__What is needed__. Wherever a line in the records contains the word "this", return that line.

[Items from an interface collection]
—————
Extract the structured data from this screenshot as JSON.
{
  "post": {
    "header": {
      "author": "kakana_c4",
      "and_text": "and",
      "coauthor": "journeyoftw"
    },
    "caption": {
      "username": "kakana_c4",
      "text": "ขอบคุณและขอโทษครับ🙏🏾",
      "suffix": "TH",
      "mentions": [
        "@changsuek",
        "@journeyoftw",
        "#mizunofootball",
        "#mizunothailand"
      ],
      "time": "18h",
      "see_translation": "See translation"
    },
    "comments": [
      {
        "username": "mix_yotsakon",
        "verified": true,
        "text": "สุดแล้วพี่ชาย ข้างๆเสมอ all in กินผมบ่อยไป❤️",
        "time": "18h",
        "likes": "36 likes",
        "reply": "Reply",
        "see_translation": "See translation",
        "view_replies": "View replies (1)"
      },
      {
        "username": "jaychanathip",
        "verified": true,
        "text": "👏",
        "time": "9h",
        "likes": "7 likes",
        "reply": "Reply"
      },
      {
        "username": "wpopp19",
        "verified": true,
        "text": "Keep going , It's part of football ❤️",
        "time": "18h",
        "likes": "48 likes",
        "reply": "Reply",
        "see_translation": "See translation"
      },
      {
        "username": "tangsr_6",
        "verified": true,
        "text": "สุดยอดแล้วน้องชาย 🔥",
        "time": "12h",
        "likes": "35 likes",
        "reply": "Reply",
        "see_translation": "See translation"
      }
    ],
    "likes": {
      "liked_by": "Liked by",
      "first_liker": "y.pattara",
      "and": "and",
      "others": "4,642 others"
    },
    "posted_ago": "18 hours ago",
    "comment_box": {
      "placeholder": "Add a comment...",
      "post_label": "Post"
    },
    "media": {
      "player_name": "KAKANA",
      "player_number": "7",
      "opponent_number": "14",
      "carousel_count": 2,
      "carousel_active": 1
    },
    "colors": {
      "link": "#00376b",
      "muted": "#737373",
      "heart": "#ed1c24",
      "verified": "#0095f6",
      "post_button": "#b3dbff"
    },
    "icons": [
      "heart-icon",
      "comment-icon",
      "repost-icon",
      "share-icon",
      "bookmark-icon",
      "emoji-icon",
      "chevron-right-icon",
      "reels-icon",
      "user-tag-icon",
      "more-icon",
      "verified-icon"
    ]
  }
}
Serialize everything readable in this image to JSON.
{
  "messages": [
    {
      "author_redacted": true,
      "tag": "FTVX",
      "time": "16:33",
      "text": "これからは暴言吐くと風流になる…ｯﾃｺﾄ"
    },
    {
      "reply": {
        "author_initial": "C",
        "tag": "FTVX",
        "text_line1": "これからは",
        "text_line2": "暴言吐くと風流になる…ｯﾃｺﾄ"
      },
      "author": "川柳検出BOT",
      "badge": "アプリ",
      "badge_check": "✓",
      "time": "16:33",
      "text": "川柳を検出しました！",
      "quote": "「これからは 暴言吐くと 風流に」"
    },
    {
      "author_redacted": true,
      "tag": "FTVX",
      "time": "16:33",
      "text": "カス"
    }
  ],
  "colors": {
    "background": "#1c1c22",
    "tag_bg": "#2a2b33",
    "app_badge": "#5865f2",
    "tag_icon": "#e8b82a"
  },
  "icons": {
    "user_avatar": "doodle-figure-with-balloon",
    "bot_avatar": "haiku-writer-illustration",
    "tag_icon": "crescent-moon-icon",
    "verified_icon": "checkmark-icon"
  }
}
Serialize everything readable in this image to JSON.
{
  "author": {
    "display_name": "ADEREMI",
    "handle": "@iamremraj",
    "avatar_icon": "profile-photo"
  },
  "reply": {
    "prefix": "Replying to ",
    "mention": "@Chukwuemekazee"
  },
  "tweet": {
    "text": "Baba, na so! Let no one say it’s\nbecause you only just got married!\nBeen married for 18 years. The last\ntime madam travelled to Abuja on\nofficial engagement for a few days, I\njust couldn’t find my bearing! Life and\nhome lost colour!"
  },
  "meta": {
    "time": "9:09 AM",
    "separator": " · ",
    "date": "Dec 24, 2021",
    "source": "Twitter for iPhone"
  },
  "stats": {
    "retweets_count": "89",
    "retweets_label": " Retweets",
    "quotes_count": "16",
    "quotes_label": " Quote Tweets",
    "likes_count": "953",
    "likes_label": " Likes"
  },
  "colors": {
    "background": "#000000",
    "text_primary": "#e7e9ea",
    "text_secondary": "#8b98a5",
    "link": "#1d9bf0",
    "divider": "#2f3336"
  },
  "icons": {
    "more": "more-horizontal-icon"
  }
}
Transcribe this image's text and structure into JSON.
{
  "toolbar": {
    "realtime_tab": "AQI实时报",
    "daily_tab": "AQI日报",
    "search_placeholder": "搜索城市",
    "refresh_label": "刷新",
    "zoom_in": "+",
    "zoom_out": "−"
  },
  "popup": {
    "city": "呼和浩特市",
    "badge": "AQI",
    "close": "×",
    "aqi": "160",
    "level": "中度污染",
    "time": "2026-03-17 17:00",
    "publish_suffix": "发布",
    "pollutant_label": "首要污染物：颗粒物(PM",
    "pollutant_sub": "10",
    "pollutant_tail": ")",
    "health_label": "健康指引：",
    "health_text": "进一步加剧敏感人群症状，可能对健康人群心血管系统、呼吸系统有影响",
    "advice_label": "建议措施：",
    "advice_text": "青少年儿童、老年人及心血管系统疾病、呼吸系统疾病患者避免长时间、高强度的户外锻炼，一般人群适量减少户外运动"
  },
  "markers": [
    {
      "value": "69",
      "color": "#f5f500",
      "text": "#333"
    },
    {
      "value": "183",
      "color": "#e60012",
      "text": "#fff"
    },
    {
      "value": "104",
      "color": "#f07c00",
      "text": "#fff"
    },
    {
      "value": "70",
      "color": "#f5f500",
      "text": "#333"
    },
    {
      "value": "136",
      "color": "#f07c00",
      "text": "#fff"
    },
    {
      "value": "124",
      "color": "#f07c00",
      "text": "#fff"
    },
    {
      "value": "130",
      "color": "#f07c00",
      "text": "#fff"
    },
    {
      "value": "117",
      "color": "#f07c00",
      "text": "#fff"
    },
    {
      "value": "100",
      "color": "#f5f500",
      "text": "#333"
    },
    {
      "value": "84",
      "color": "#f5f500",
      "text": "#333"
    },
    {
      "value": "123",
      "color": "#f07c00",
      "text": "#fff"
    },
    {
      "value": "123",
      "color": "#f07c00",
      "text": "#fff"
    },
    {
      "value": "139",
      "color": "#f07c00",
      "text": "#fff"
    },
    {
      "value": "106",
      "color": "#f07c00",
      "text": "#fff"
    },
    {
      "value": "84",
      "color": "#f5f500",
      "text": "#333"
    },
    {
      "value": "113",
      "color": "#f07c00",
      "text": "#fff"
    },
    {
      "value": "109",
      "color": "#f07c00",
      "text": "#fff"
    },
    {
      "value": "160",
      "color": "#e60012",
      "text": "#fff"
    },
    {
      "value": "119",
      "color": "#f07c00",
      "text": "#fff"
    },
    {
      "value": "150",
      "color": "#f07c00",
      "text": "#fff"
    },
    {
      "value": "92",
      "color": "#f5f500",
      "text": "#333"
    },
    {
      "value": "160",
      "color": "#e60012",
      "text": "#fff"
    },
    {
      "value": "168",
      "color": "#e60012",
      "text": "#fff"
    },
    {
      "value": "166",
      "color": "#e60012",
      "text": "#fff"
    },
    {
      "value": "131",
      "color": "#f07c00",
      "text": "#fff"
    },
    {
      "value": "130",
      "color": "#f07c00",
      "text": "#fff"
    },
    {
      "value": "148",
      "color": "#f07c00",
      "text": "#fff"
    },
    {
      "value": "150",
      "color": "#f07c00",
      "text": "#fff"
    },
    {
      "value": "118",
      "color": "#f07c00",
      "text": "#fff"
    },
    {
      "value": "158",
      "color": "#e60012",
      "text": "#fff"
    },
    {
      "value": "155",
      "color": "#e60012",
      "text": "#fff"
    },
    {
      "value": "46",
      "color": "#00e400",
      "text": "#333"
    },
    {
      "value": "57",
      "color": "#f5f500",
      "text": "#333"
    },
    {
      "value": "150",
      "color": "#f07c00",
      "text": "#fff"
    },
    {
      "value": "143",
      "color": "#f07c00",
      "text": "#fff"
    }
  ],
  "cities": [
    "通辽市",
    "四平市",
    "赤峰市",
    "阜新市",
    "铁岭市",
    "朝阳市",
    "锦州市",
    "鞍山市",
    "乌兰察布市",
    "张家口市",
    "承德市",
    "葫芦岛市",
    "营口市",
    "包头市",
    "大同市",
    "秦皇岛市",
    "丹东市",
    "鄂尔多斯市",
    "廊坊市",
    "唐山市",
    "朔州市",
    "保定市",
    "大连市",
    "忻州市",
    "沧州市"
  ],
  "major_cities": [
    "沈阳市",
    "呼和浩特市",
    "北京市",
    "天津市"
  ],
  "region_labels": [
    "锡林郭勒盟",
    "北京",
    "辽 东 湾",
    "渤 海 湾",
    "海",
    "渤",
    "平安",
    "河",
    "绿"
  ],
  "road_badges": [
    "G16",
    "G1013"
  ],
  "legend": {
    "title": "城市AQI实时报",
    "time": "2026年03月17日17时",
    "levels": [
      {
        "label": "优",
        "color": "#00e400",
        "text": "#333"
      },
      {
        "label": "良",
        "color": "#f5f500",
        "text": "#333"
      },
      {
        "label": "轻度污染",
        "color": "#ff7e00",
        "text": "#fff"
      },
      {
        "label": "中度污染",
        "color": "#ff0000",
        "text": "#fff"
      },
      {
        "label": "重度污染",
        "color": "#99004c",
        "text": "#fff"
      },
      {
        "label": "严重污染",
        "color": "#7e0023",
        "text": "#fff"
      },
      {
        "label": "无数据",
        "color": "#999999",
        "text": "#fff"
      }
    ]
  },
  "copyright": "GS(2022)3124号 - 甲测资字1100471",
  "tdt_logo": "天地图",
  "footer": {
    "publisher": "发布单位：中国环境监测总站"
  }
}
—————
__Written answer__.
Extract the structured data from this screenshot as JSON.
Serialize everything readable in this image to JSON.
Serialize everything readable in this image to JSON.
Transcribe this image's text and structure into JSON.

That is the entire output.